Months before I got pregnant, I read an article about respecting children’s body boundaries. The concept had never occurred to me. What child refuses to give Grandma hugs? What parent doesn’t say, “Go give Auntie Anna a kiss. You don’t want to hurt her feelings, do you?” I was taught that greeting family members and friends with physical affection is a sign of love and respect.
Now that Baby Bird’s here, that policy is out the window.
My daughter doesn’t have to hug or kiss anyone because I tell her to — and that includes her father and me. Her body is hers, and the earlier she learns that she has control over it, the better.
She doesn’t owe anyone access into her space.
Admittedly, I haven’t been the best at enforcing my own rule. I’ll catch myself telling her, “Give Granddad a kiss,” instead of asking her whether she wants to. But I’ll have it together by the time she’s old enough to understand what I’m teaching her.
I know it’s hard not to love on cute kids, and I expect to get some pushback from family members. After all, they’re accustomed to giving kisses when they want and getting hugs on demand. I’m expecting someone to tell me my child’s refusal is rude, and that I need to get her in line.
And intend to shut them down immediately.
I’ll teach my baby to be polite if she doesn’t want to give or get a hug or kiss. She’ll know to say “no, thank you” to unwanted affection, and to offer hellos and goodbyes. If she feels up to it, she might give high-fives (she’s gotten really good at them.) If that’s all she’s willing to do, Relative X and Friend Y will have to deal.

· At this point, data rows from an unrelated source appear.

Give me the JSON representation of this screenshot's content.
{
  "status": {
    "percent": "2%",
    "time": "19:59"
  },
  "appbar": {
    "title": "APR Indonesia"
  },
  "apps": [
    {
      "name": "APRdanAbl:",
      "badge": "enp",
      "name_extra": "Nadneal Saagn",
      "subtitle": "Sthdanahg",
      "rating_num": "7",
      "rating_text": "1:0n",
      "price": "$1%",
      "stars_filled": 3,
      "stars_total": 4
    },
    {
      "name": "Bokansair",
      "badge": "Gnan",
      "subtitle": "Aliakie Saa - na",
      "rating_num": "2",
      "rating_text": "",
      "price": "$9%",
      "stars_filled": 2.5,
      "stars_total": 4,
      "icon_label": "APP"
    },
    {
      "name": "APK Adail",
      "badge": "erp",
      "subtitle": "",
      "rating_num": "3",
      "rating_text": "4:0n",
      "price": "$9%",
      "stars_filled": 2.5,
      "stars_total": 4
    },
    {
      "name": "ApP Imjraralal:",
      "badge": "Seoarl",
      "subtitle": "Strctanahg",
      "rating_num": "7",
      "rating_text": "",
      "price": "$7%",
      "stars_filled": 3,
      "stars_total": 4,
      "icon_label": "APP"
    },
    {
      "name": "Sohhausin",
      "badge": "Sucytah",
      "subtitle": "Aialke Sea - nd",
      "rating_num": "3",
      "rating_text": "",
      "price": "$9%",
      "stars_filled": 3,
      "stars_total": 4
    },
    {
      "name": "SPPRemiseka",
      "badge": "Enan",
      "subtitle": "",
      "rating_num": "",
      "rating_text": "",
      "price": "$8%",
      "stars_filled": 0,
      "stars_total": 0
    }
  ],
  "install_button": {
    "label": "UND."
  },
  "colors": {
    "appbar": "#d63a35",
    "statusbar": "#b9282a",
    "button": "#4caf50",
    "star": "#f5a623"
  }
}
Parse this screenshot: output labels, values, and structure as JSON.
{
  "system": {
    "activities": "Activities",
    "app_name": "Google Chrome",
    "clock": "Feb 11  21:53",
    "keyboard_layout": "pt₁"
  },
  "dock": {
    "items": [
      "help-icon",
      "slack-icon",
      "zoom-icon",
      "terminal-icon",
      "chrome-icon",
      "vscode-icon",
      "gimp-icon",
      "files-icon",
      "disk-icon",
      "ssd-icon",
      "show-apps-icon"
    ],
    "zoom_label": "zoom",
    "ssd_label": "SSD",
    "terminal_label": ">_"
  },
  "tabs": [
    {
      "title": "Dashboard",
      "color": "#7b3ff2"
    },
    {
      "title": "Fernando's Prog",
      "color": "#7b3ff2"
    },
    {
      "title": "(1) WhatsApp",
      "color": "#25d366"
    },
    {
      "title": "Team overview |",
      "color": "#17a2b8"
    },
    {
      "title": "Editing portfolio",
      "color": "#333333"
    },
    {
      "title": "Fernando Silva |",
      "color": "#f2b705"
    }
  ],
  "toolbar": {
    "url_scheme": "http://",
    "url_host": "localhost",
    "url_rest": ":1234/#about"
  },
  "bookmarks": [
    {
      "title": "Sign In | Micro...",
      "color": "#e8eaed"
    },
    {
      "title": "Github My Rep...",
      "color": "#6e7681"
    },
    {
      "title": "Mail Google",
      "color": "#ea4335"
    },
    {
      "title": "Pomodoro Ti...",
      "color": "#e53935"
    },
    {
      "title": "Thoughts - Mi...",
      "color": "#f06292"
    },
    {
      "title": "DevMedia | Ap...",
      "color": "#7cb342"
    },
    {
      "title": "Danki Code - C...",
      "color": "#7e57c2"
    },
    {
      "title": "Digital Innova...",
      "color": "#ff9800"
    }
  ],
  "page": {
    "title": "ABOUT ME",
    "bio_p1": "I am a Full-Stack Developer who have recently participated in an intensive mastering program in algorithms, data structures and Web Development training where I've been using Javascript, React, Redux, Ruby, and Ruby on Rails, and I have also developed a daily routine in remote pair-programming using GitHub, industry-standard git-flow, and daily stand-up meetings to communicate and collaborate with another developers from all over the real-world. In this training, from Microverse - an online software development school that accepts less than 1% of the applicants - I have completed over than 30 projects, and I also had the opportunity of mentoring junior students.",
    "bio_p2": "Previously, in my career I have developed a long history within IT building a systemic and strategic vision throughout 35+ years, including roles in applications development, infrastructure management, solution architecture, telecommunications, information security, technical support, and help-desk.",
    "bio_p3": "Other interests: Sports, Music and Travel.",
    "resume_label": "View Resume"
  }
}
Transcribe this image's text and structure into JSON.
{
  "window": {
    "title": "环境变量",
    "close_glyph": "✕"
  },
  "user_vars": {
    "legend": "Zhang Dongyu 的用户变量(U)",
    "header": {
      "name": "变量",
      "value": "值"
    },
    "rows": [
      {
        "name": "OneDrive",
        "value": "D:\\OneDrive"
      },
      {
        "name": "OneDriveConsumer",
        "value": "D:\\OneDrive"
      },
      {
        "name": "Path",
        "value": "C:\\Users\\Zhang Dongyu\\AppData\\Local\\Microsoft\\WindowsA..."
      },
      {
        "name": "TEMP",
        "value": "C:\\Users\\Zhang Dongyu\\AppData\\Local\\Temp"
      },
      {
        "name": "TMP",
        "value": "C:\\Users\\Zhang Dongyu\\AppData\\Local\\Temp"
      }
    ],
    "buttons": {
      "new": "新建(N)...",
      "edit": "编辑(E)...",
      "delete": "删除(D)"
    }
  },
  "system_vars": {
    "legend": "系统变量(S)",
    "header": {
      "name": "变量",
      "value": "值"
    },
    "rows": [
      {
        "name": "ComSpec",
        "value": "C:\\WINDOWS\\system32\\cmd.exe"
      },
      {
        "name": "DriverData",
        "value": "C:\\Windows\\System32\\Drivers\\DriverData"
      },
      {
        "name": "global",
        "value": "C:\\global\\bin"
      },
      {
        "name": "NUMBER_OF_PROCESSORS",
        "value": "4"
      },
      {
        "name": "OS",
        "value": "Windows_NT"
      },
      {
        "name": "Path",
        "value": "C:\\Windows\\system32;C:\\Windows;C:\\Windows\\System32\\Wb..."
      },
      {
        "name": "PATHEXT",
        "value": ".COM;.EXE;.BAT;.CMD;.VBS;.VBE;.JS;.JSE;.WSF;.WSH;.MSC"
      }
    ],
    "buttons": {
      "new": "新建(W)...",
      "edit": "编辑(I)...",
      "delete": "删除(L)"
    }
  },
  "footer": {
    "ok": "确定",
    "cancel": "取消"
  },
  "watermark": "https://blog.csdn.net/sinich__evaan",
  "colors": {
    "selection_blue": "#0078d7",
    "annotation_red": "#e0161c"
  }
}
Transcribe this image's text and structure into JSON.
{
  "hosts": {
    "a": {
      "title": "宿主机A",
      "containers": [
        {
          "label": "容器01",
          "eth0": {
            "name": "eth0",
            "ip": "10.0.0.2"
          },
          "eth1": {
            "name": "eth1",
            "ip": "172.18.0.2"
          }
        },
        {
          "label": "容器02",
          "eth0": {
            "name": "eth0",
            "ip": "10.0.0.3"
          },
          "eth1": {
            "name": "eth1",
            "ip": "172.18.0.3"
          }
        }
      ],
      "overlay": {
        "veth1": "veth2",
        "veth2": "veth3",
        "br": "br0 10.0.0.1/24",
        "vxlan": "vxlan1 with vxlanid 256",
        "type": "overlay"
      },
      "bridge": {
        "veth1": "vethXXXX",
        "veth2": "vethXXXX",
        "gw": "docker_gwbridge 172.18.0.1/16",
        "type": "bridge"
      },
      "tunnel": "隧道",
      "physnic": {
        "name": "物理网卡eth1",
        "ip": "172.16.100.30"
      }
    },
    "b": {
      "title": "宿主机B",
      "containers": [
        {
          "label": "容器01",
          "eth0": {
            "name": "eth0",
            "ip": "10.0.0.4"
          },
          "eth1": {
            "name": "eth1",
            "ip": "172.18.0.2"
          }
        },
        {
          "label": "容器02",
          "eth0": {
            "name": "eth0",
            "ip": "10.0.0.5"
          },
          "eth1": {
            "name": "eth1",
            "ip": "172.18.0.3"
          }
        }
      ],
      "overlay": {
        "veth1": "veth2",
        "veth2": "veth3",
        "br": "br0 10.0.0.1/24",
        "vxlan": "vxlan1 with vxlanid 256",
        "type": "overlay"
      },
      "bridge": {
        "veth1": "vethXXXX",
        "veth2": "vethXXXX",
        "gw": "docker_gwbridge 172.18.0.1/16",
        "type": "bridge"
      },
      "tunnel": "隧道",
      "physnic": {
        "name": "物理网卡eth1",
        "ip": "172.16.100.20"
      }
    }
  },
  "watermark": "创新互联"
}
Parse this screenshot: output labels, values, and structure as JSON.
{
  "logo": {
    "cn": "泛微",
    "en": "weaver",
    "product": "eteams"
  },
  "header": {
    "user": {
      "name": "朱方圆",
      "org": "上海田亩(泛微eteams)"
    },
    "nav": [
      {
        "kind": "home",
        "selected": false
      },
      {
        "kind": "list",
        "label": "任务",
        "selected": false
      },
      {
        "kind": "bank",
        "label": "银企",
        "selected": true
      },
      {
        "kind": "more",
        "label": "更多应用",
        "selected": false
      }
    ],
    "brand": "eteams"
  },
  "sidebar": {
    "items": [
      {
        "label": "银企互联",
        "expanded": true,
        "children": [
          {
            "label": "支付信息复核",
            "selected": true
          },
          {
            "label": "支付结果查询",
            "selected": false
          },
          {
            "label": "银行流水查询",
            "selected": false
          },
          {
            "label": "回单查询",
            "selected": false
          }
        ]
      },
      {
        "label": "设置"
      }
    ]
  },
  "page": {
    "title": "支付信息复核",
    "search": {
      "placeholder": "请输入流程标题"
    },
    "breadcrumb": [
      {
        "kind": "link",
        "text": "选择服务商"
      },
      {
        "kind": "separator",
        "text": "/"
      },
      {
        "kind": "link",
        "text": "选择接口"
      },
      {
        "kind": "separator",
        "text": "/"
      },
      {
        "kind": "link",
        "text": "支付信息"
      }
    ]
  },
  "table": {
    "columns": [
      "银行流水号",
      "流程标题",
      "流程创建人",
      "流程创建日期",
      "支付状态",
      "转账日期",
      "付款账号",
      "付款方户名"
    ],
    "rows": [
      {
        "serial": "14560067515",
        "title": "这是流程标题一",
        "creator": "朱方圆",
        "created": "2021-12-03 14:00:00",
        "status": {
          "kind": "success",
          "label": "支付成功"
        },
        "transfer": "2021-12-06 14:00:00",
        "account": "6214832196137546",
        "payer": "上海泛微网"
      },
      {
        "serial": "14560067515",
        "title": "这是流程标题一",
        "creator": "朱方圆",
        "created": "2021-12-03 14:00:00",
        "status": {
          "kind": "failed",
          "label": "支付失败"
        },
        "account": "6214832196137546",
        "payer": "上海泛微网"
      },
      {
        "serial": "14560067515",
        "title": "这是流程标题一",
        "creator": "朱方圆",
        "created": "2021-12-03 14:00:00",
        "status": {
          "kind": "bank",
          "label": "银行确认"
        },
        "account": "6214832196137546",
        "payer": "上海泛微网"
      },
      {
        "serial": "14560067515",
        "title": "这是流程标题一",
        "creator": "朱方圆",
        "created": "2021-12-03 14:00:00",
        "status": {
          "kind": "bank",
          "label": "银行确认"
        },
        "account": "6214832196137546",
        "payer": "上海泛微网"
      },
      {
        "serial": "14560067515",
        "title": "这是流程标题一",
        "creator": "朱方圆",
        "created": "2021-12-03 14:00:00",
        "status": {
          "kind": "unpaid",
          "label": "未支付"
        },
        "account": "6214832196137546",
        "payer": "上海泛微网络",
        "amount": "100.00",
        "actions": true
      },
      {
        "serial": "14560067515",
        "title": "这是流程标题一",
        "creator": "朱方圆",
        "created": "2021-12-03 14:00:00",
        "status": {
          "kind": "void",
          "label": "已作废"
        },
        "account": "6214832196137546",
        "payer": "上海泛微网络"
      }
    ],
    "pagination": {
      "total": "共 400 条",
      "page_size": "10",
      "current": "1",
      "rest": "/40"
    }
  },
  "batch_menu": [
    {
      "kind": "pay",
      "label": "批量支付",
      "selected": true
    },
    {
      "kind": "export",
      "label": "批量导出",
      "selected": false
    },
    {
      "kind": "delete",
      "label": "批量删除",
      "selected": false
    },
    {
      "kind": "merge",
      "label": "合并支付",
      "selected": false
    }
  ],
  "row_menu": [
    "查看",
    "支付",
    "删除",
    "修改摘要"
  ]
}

Heaven help the man, woman, or child who puts an uninvited hand (or kiss) on my Baby Bird. Hell hath no fury like a pissed-off mama.